On the hottest October day on record in the Triangle, PNC Arena was a pretty cool place to be.
The Carolina Hurricanes were beginning a new season. The Montreal Canadiens were in town. Even in sweltering heat, Canes fans came early Thursday to tailgate, socialize, consume a few beverages and then fill the place for some fast-paced hockey.
The Canes and Canadiens played 60 hard-fought minutes, then went to overtime, then a shootout in the first game of the season before the Hurricanes won 4-3.
Defenseman Dougie Hamilton, leading off for the Canes, was the only player to score in the shootout, beating Habs goalie Carey Price with a nifty move.
“I wasn’t really sure what to do going against the best goalie in the world,” said Hamilton, who also had two assists in the opener. “Just do whatever and I was happy to see it go in. My brain just shuts off and that’s what happens.”
Canes goalie Petr Mrazek denied Paul Byron, Jonathan Drouin and finally rookie forward Nick Suzuki in the shootout.
And, yes, there was a Storm Surge postgame celebration, as the players skated down the ice and jumped into the glass, Hamilton leading the charge.
The Canes, the “bunch of jerks” who not only went to the playoffs but reached the Eastern Conference finals last season, were given big ovations by the sellout crowd during the pregame introductions. Rod Brind’Amour, his first season as a head coach so memorable, may have received the longest, loudest roar as he began his second behind the bench.
It was a game of speed and quickness. It was a game with increasing intensity, especially after the Canes had a 2-0 lead in the second period and the Canadiens rebounded to take a 3-2 lead before the period ended.
Center Erik Haula, in his first game with the Canes, tied the score 3-3 at 6:55 of the third with a shot in tight at the post. Haula, acquired in the offseason from the Vegas Golden Knights, missed all but 15 games last season with a severe knee injury but scored a big goal as the Canes fought from behind.
“It feels good to get on the board right away and feels good to get a big win,” said Haula, who last scored Nov. 1, 2018 against St. Louis. “I feel as a group we played a lot better in the third and we played like the team we want to be.”
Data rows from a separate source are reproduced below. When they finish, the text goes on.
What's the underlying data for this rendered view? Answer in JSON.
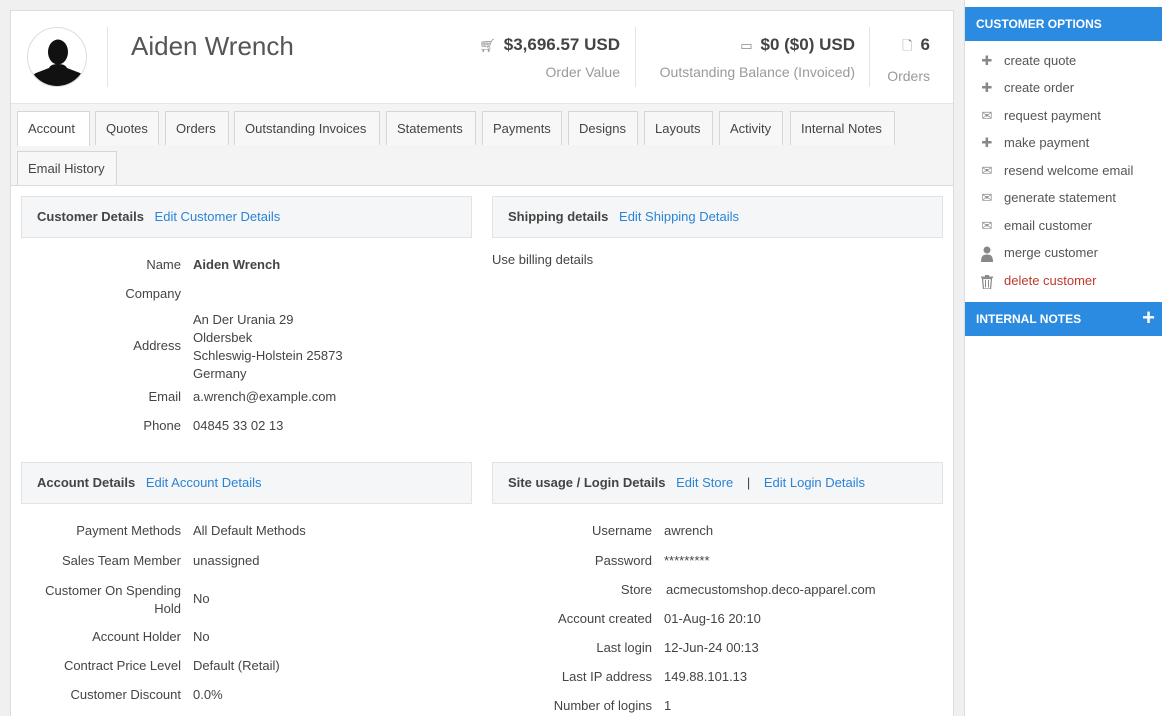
{
  "customer": {
    "name": "Aiden Wrench"
  },
  "stats": [
    {
      "icon": "cart-icon",
      "value": "$3,696.57 USD",
      "label": "Order Value"
    },
    {
      "icon": "folder-icon",
      "value": "$0 ($0) USD",
      "label": "Outstanding Balance (Invoiced)"
    },
    {
      "icon": "document-icon",
      "value": "6",
      "label": "Orders"
    }
  ],
  "tabs": [
    "Account",
    "Quotes",
    "Orders",
    "Outstanding Invoices",
    "Statements",
    "Payments",
    "Designs",
    "Layouts",
    "Activity",
    "Internal Notes",
    "Email History"
  ],
  "customer_details": {
    "title": "Customer Details",
    "edit_link": "Edit Customer Details",
    "name_label": "Name",
    "name_value": "Aiden Wrench",
    "company_label": "Company",
    "company_value": "",
    "address_label": "Address",
    "address_lines": [
      "An Der Urania 29",
      "Oldersbek",
      "Schleswig-Holstein 25873",
      "Germany"
    ],
    "email_label": "Email",
    "email_value": "a.wrench@example.com",
    "phone_label": "Phone",
    "phone_value": "04845 33 02 13"
  },
  "shipping_details": {
    "title": "Shipping details",
    "edit_link": "Edit Shipping Details",
    "text": "Use billing details"
  },
  "account_details": {
    "title": "Account Details",
    "edit_link": "Edit Account Details",
    "rows": [
      {
        "label": "Payment Methods",
        "value": "All Default Methods"
      },
      {
        "label": "Sales Team Member",
        "value": "unassigned"
      },
      {
        "label_line1": "Customer On Spending",
        "label_line2": "Hold",
        "value": "No"
      },
      {
        "label": "Account Holder",
        "value": "No"
      },
      {
        "label": "Contract Price Level",
        "value": "Default (Retail)"
      },
      {
        "label": "Customer Discount",
        "value": "0.0%"
      }
    ]
  },
  "site_usage": {
    "title": "Site usage / Login Details",
    "edit_store": "Edit Store",
    "separator": "|",
    "edit_login": "Edit Login Details",
    "rows": [
      {
        "label": "Username",
        "value": "awrench"
      },
      {
        "label": "Password",
        "value": "*********"
      },
      {
        "label": "Store",
        "value": "acmecustomshop.deco-apparel.com"
      },
      {
        "label": "Account created",
        "value": "01-Aug-16 20:10"
      },
      {
        "label": "Last login",
        "value": "12-Jun-24 00:13"
      },
      {
        "label": "Last IP address",
        "value": "149.88.101.13"
      },
      {
        "label": "Number of logins",
        "value": "1"
      }
    ]
  },
  "sidebar": {
    "options_title": "CUSTOMER OPTIONS",
    "items": [
      {
        "icon": "plus-icon",
        "label": "create quote"
      },
      {
        "icon": "plus-icon",
        "label": "create order"
      },
      {
        "icon": "envelope-icon",
        "label": "request payment"
      },
      {
        "icon": "plus-icon",
        "label": "make payment"
      },
      {
        "icon": "envelope-icon",
        "label": "resend welcome email"
      },
      {
        "icon": "envelope-icon",
        "label": "generate statement"
      },
      {
        "icon": "envelope-icon",
        "label": "email customer"
      },
      {
        "icon": "person-icon",
        "label": "merge customer"
      },
      {
        "icon": "trash-icon",
        "label": "delete customer"
      }
    ],
    "notes_title": "INTERNAL NOTES"
  },
  "colors": {
    "accent": "#2b8be0",
    "link": "#2b83d6",
    "danger": "#c0392b"
  }
}
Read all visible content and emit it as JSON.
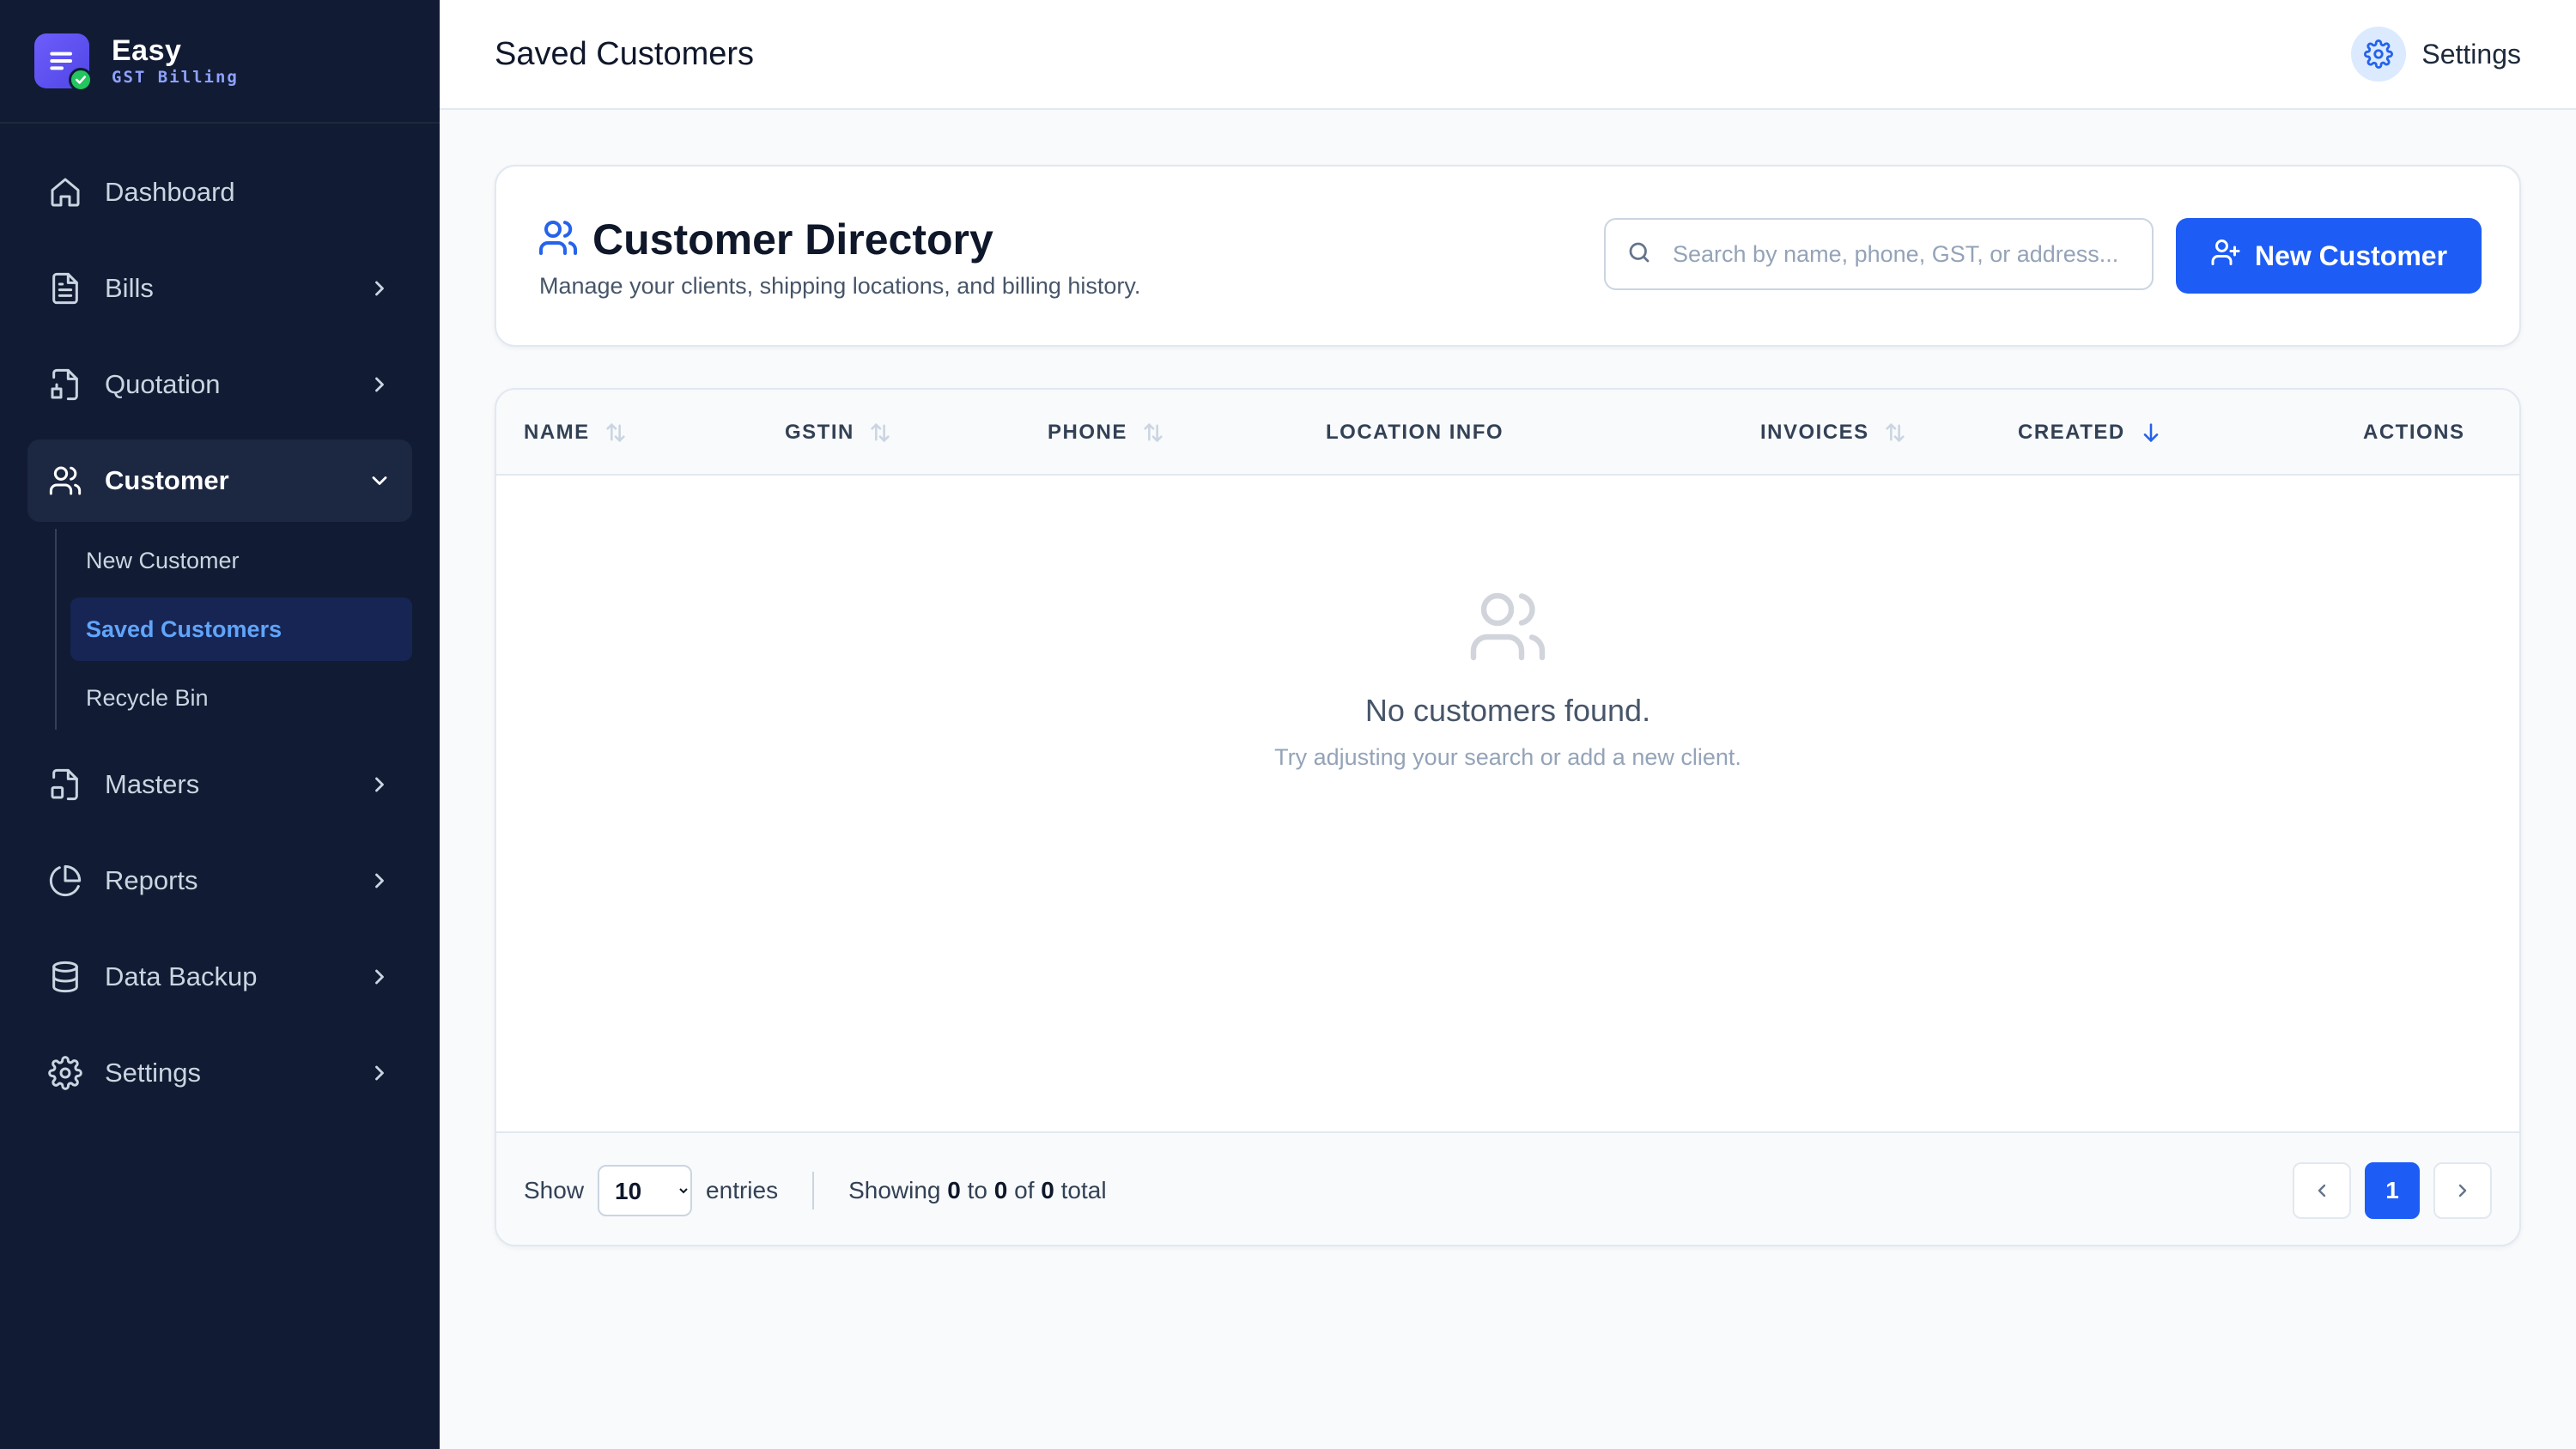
{
  "brand": {
    "name": "Easy",
    "subtitle": "GST Billing",
    "logo_icon": "document-check-icon"
  },
  "sidebar": {
    "items": [
      {
        "label": "Dashboard",
        "icon": "home-icon",
        "chevron": false
      },
      {
        "label": "Bills",
        "icon": "document-icon",
        "chevron": "right"
      },
      {
        "label": "Quotation",
        "icon": "quotation-icon",
        "chevron": "right"
      },
      {
        "label": "Customer",
        "icon": "users-icon",
        "chevron": "down",
        "active": true,
        "children": [
          {
            "label": "New Customer"
          },
          {
            "label": "Saved Customers",
            "active": true
          },
          {
            "label": "Recycle Bin"
          }
        ]
      },
      {
        "label": "Masters",
        "icon": "masters-icon",
        "chevron": "right"
      },
      {
        "label": "Reports",
        "icon": "pie-chart-icon",
        "chevron": "right"
      },
      {
        "label": "Data Backup",
        "icon": "database-icon",
        "chevron": "right"
      },
      {
        "label": "Settings",
        "icon": "gear-icon",
        "chevron": "right"
      }
    ]
  },
  "topbar": {
    "title": "Saved Customers",
    "settings_label": "Settings"
  },
  "directory": {
    "title": "Customer Directory",
    "subtitle": "Manage your clients, shipping locations, and billing history.",
    "search_placeholder": "Search by name, phone, GST, or address...",
    "new_button": "New Customer"
  },
  "table": {
    "columns": [
      {
        "label": "NAME",
        "sort": "sortable"
      },
      {
        "label": "GSTIN",
        "sort": "sortable"
      },
      {
        "label": "PHONE",
        "sort": "sortable"
      },
      {
        "label": "LOCATION INFO",
        "sort": "none"
      },
      {
        "label": "INVOICES",
        "sort": "sortable"
      },
      {
        "label": "CREATED",
        "sort": "desc"
      },
      {
        "label": "ACTIONS",
        "sort": "none"
      }
    ],
    "rows": [],
    "empty_title": "No customers found.",
    "empty_subtitle": "Try adjusting your search or add a new client."
  },
  "footer": {
    "show_label": "Show",
    "page_size": "10",
    "page_size_options": [
      "10"
    ],
    "entries_label": "entries",
    "showing_prefix": "Showing",
    "from": "0",
    "to_label": "to",
    "to": "0",
    "of_label": "of",
    "total": "0",
    "total_label": "total",
    "current_page": "1"
  },
  "colors": {
    "sidebar_bg": "#111b33",
    "accent": "#1d5cf5",
    "active_sub_text": "#60a5fa"
  }
}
Said Brind’Amour: “I give them a lot of credit for digging in and figuring it out.”
Mrazek, who had 33 saves, stopped all 13 shots he faced in the first. But the Canadiens, buzzing in the offensive zone in the second, kept attacking and found the net as they controlled play in the second.
Lucas Wallmark had the Canes’ first goal of the season. At 17:19 of the first, the fourth-line center first tipped a Brett Pesce shot in front, then knocked in the rebound after Price got his right pad on the tip.
The Canes also scored on their first power play of the season. Martin Necas went to the front of the crease and got a piece of a Hamilton shot and it was 2-0, Canes, at 2:19 of the second.
Necas and Julien Gauthier, both former first-round draft picks, battled it out for a roster spot and Necas was the choice, in part, because of his power-play ability. The Czech winger also made the roster out of training camp last year but spent most of the season with the Charlotte Checkers of the American Hockey League after playing seven games with the Canes.
“He’s got a lot of skill. We know that,” Brind’Amour said. “He’s got a lot of talent and we’ll definitely work with him but he hopefully will help on the power play because we need it.”
The Canadiens shifted the momentum after an interference call against Pesce at 3:16 of the second. Tomas Tatar scored from the slot on the power play and Jesperi Kotkaniemi’s goal, off a rebound, tied it 2-2 as the Habs scored twice in 64 seconds.
An odd-man rush then gave the Canadiens their first lead as Jordan Weal converted off a Byron pass. Price, who finished with 40 saves, was settling in.
The Canes had chances to add to the lead before the Habs’ surge. Sebastian Aho tested Price with a shorthanded backhander in the first. Ryan Dzingel, playing his first game for the Canes, had Price beaten later in the period but had his shot go off the crossbar.
In the second, Jordan Staal, in his first game as the Canes captain, ripped a shot off the post. Haula forced Price into a tough, lunging save in the second period.
Mrazek made one of his best saves of the night early in the third, stuffing rookie defenseman Cale Fleury -- the younger brother of the Canes’ Haydn Fleury -- on a breakaway. Call it a timely stop. Haula soon tied the score.
Brind’Amour shuffled the lines in the third, moving Teuvo Teravainen on to Aho’s line and moving Brock McGinn to Staal’s line.
“We just got to our game. That was it,” Brind’Amour said of the third. “I don’t know if it was shaking up the lines or guys between periods coming to realize how we were playing wasn’t going to work.”
The Canadiens were the hard-luck team in the East last season, squeezed out of a wild-card playoff spot in the final week as the Canes and Columbus Blue Jackets moved on to the postseason. Brind’Amour, for one, said the Habs easily could have been a playoff team, saying the Canes struggled against them in each game.